As the parents of toddlers everywhere recover from #dinergate, we are left to wonder when it will be OK to eat at restaurants again.
In case you missed the incident that divided a nation, some background: a restaurant owner yelled at a toddler who had been having a fit for an undetermined amount of time (reports differed and the child was unable to speak up for herself) at her dining establishment. The child's parents were upset and posted a complaint on Facebook. The restaurant owner responded and soon sparks were flying from both sides. I was appalled at how many people felt that children shouldn't be allowed to be children, especially not at restaurants. Given the amount of support the restaurant owner received, parents are left with a few options, which include: never eating in public until our children hit puberty, bring a fully charged iPad to restaurants and risk the judgment of other parents and non-parents.
I don't like any of these options, since eating out is one my favorite things (no cooking or clean up!). We dine out once or twice a week, so my partner and I are constantly improvising on ways to prevent toddler meltdowns in restaurants. We know of only one recorded incident when we had to bring out Daniel Tiger on the phone, but just for a brief minute.
I say tolerant, since it seems kids are just not welcome at many establishments these days. On one occasion, I kid you not, a restaurant told me they could not accommodate my infant stroller but that dogs could be on the patio. I live in Los Angeles, so at times it feels puppies are more welcome than babies in general. We have a list of go-to places where we dine out with kids.
We tend to check Yelp!, but if the reviews are not explicit enough, call ahead and ask if they have high chairs. Also any place that has lit candles in the middle of the table is usually a no-no.
2. Develop a strategy
Once you have selected your location, be strategic about the timing. There is only a short window. Get there not too close to nap time and also not too close to bedtime. You had children, so just accept that the spontaneous part of your life—dropping in to the latest "it" farm-to-table pop up—is now over.
3. Bring snacks
I know you are thinking, "We are going to a restaurant. Why would I bring food?" I hear you, but you never know how long the food will take to be ready. (If you followed No. 1, though, you have a good sense of how long.) Nonetheless, bring an apple, cheese stick or something to keep the child entertained while the food comes out. Ordering a kid-appealing appetizer can also buy you some extra time. Also, this is no time to obsess over what to order. Remember: get in and get out.
4. Do not order off the kids menu My child is 2, so this might change. But since he always wants to eat off our plates, we just share our food with him. Some restaurants have kids menus that are filled with unhealthy foods, like mac 'n' cheese and chicken tenders. He gets more variety, and it's a thrill for him to pick food off our plates.

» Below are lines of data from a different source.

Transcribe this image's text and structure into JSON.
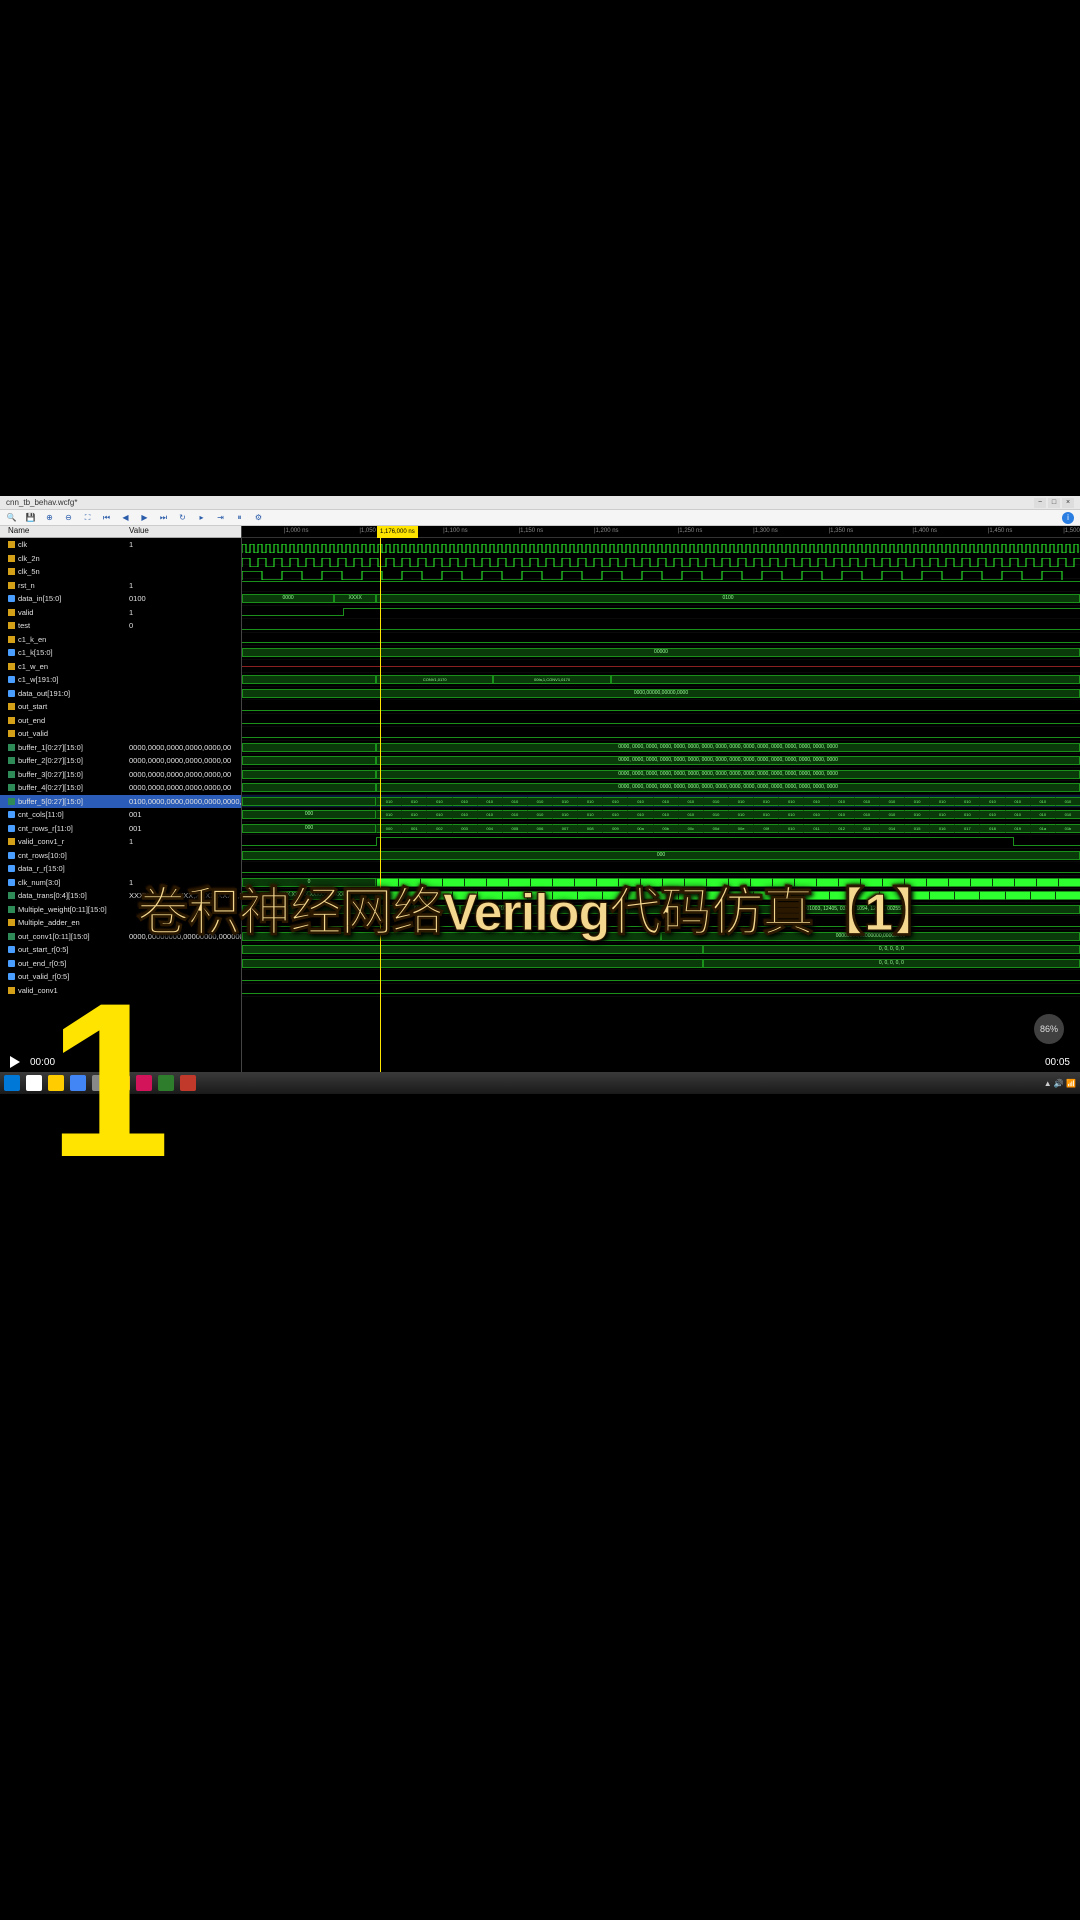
{
  "overlay": {
    "title": "卷积神经网络Verilog代码仿真【1】",
    "episode": "1"
  },
  "badge": {
    "text": "86%"
  },
  "window": {
    "title": "cnn_tb_behav.wcfg*"
  },
  "video": {
    "current_time": "00:00",
    "total_time": "00:05"
  },
  "cursor": {
    "time": "1,176,000 ns"
  },
  "time_ticks": [
    {
      "pos": 5,
      "label": "1,000 ns"
    },
    {
      "pos": 14,
      "label": "1,050 ns"
    },
    {
      "pos": 24,
      "label": "1,100 ns"
    },
    {
      "pos": 33,
      "label": "1,150 ns"
    },
    {
      "pos": 42,
      "label": "1,200 ns"
    },
    {
      "pos": 52,
      "label": "1,250 ns"
    },
    {
      "pos": 61,
      "label": "1,300 ns"
    },
    {
      "pos": 70,
      "label": "1,350 ns"
    },
    {
      "pos": 80,
      "label": "1,400 ns"
    },
    {
      "pos": 89,
      "label": "1,450 ns"
    },
    {
      "pos": 98,
      "label": "1,500 ns"
    }
  ],
  "panel": {
    "name_header": "Name",
    "value_header": "Value"
  },
  "signals": [
    {
      "name": "clk",
      "value": "1",
      "icon": "bit",
      "wave": "clock"
    },
    {
      "name": "clk_2n",
      "value": "",
      "icon": "bit",
      "wave": "clock2"
    },
    {
      "name": "clk_5n",
      "value": "",
      "icon": "bit",
      "wave": "clock5"
    },
    {
      "name": "rst_n",
      "value": "1",
      "icon": "bit",
      "wave": "high"
    },
    {
      "name": "data_in[15:0]",
      "value": "0100",
      "icon": "bus",
      "wave": "bus_data"
    },
    {
      "name": "valid",
      "value": "1",
      "icon": "bit",
      "wave": "step_high"
    },
    {
      "name": "test",
      "value": "0",
      "icon": "bit",
      "wave": "low"
    },
    {
      "name": "c1_k_en",
      "value": "",
      "icon": "bit",
      "wave": "low"
    },
    {
      "name": "c1_k[15:0]",
      "value": "",
      "icon": "bus",
      "wave": "bus_c1k"
    },
    {
      "name": "c1_w_en",
      "value": "",
      "icon": "bit",
      "wave": "red"
    },
    {
      "name": "c1_w[191:0]",
      "value": "",
      "icon": "bus",
      "wave": "bus_c1w"
    },
    {
      "name": "data_out[191:0]",
      "value": "",
      "icon": "bus",
      "wave": "bus_out"
    },
    {
      "name": "out_start",
      "value": "",
      "icon": "bit",
      "wave": "low"
    },
    {
      "name": "out_end",
      "value": "",
      "icon": "bit",
      "wave": "low"
    },
    {
      "name": "out_valid",
      "value": "",
      "icon": "bit",
      "wave": "low"
    },
    {
      "name": "buffer_1[0:27][15:0]",
      "value": "0000,0000,0000,0000,0000,00",
      "icon": "arr",
      "wave": "buffer"
    },
    {
      "name": "buffer_2[0:27][15:0]",
      "value": "0000,0000,0000,0000,0000,00",
      "icon": "arr",
      "wave": "buffer"
    },
    {
      "name": "buffer_3[0:27][15:0]",
      "value": "0000,0000,0000,0000,0000,00",
      "icon": "arr",
      "wave": "buffer"
    },
    {
      "name": "buffer_4[0:27][15:0]",
      "value": "0000,0000,0000,0000,0000,00",
      "icon": "arr",
      "wave": "buffer"
    },
    {
      "name": "buffer_5[0:27][15:0]",
      "value": "0100,0000,0000,0000,0000,0000,00",
      "icon": "arr",
      "wave": "buffer_sel",
      "selected": true
    },
    {
      "name": "cnt_cols[11:0]",
      "value": "001",
      "icon": "bus",
      "wave": "cnt_cols"
    },
    {
      "name": "cnt_rows_r[11:0]",
      "value": "001",
      "icon": "bus",
      "wave": "cnt_rows"
    },
    {
      "name": "valid_conv1_r",
      "value": "1",
      "icon": "bit",
      "wave": "step_wide"
    },
    {
      "name": "cnt_rows[10:0]",
      "value": "",
      "icon": "bus",
      "wave": "bus_thin"
    },
    {
      "name": "data_r_r[15:0]",
      "value": "",
      "icon": "bus",
      "wave": "low"
    },
    {
      "name": "clk_num[3:0]",
      "value": "1",
      "icon": "bus",
      "wave": "clk_num"
    },
    {
      "name": "data_trans[0:4][15:0]",
      "value": "XXXX,XXXX,XXXX,XXXX,XXXX,XXXX,XXX",
      "icon": "arr",
      "wave": "data_trans"
    },
    {
      "name": "Multiple_weight[0:11][15:0]",
      "value": "",
      "icon": "arr",
      "wave": "mult_w"
    },
    {
      "name": "Multiple_adder_en",
      "value": "",
      "icon": "bit",
      "wave": "low"
    },
    {
      "name": "out_conv1[0:11][15:0]",
      "value": "0000,00000000,00000000,00000000",
      "icon": "arr",
      "wave": "out_conv"
    },
    {
      "name": "out_start_r[0:5]",
      "value": "",
      "icon": "bus",
      "wave": "out_r"
    },
    {
      "name": "out_end_r[0:5]",
      "value": "",
      "icon": "bus",
      "wave": "out_r"
    },
    {
      "name": "out_valid_r[0:5]",
      "value": "",
      "icon": "bus",
      "wave": "low"
    },
    {
      "name": "valid_conv1",
      "value": "",
      "icon": "bit",
      "wave": "low"
    }
  ],
  "bus_values": {
    "data_in_before": "0000",
    "data_in_mid": "XXXX",
    "data_in_after": "0100",
    "c1k_before": "00000",
    "c1w": "0000,00000,00000,0000",
    "buffer_pattern": "0000, 0000, 0000, 0000, 0000, 0000, 0000, 0000, 0000, 0000, 0000, 0000, 0000, 0000, 0000, 0000",
    "cnt_seq": [
      "000",
      "001",
      "002",
      "003",
      "004",
      "005",
      "006",
      "007",
      "008",
      "009",
      "00a",
      "00b",
      "00c",
      "00d",
      "00e",
      "00f",
      "010",
      "011",
      "012",
      "013",
      "014",
      "015",
      "016",
      "017",
      "018",
      "019",
      "01a",
      "01b"
    ],
    "out_conv_pattern": "01003, 12405, 03170, 1094, 12470, 00255",
    "out_r_pattern": "0, 0, 0, 0, 0"
  }
}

I know you are thinking, 'We are going to a restaurant. Why would I bring food?'
5. Bring your own utensils and sippy cup This entertains them for a bit while you wait for food. When they start to reach out for your silverware, hand them their own stuff. You can also buy some time by giving them a wrapped straw. Watch them slowly peel it off and, yes, they will chew on it a bit. But it's OK, you can enjoy your pad thai in the meantime.
6. Get creative
Turn anything into a musical instrument, bang salt shakers together, turn bowls over and bang them as if they were drums. Sure everyone will stare, but only because they think you are an awesome parent who is teaching her child musicality. Bring your child's favorite toy, if it isn't something that can hurt someone if thrown. I bring a book and a car, he lets me know when he's over them. You can also bring a crayon and a notebook and watch your child scribble and draw letters. Or you can recite the letters to them. I know you are wondering how to eat while doing this impromptu alphabet lesson. You take turns with your dining companion, of course!
7. Eat fast And pay the bill while your partner pulls the kid out of the high chair. Tip generously, because your kid threw half of his food on the floor. Grab a napkin and pretend like you are going to clean it up. Look up and wait for someone from the staff to come tell you that it's OK, because, after all, he is only a baby. Have your kid wave bye or give the staff a high five.